© Joseph Dougherty. All rights reserved.
Heterodontus francisci (Girard, 1855)
Some 95% of the adult horn shark's diet consists of hard-shelled molluscs (e.g. bivalves and gastropods), echinoderms (e.g. sea urchins) and crustaceans (e.g. crabs, shrimp, and isopods). To crack their shells, the horn shark generates the highest known bite force relative to its size of any shark, well in excess of other measured species such as the spiny dogfish (Squalus acanthias) and the blacktip shark (Carcharhinus limbatus). One study found the average bite force for this species in the wild to be 95 N with a maximum of 135 N, while under experimental conditions sharks could be induced to bite with over 200 N of force. Large horn sharks that feed mainly on sea urchins (particularly the short-spined purple urchin, Strongylocentrotus purpuratus) have their teeth and fin spines stained purple.

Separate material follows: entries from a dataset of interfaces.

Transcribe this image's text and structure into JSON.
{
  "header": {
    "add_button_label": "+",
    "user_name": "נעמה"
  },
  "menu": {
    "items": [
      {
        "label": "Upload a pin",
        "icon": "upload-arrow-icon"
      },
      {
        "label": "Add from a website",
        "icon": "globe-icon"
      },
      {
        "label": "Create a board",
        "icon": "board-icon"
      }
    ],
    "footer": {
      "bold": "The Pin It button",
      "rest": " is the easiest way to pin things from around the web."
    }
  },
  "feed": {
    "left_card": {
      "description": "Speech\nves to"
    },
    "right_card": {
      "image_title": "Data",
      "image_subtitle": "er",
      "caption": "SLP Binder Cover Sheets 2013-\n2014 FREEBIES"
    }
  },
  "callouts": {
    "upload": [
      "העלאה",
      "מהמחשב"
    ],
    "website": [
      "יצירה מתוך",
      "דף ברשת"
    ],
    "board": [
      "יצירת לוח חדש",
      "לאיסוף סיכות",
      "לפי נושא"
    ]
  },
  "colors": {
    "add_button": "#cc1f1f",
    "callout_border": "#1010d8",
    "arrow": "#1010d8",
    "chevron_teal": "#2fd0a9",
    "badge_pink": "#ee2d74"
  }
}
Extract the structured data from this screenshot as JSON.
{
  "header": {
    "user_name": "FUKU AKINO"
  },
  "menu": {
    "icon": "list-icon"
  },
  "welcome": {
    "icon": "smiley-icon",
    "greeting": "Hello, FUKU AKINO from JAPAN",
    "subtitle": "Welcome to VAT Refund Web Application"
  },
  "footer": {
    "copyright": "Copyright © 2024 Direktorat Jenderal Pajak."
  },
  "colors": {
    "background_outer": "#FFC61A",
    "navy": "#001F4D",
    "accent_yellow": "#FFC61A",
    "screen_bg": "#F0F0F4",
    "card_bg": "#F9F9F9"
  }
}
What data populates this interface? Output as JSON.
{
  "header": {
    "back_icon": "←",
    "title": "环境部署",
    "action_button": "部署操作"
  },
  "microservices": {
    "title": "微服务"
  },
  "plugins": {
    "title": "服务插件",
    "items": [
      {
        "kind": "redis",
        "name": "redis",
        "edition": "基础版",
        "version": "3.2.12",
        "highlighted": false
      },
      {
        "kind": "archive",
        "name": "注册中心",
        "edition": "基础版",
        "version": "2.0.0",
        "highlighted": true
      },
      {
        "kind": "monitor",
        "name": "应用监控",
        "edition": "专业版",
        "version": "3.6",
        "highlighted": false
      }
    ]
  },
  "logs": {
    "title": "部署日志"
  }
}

Other prey items of adults include peanut worms, sea stars, cephalopods, and small bony fishes. Juveniles feed primarily on polychaete worms, sea anemones, and small clams, and have been known to "pounce" on anemones to bite off tentacles before they can be retracted. Off southern California, horn sharks are known to take advantage of seasonal opportunities. In the summer, diurnally active fishes, in particular the blacksmith (Chromis punctipinnis), are especially abundant and are easily captured at night when they lie dormant. In the winter, the sharks scavenge on market squid (Loligo opalescens), which die by the tens of thousands after their mass spawning event. Horn sharks hunt mainly using their sense of smell. Although electroreception certainly plays a role in locating prey, this species has only 148 ampullae of Lorenzini. This is much fewer than in most other sharks, which may have over 2,000. Like other sharks, the horn shark's teeth are regularly replaced; it takes 4 weeks for a dropped tooth to be replaced.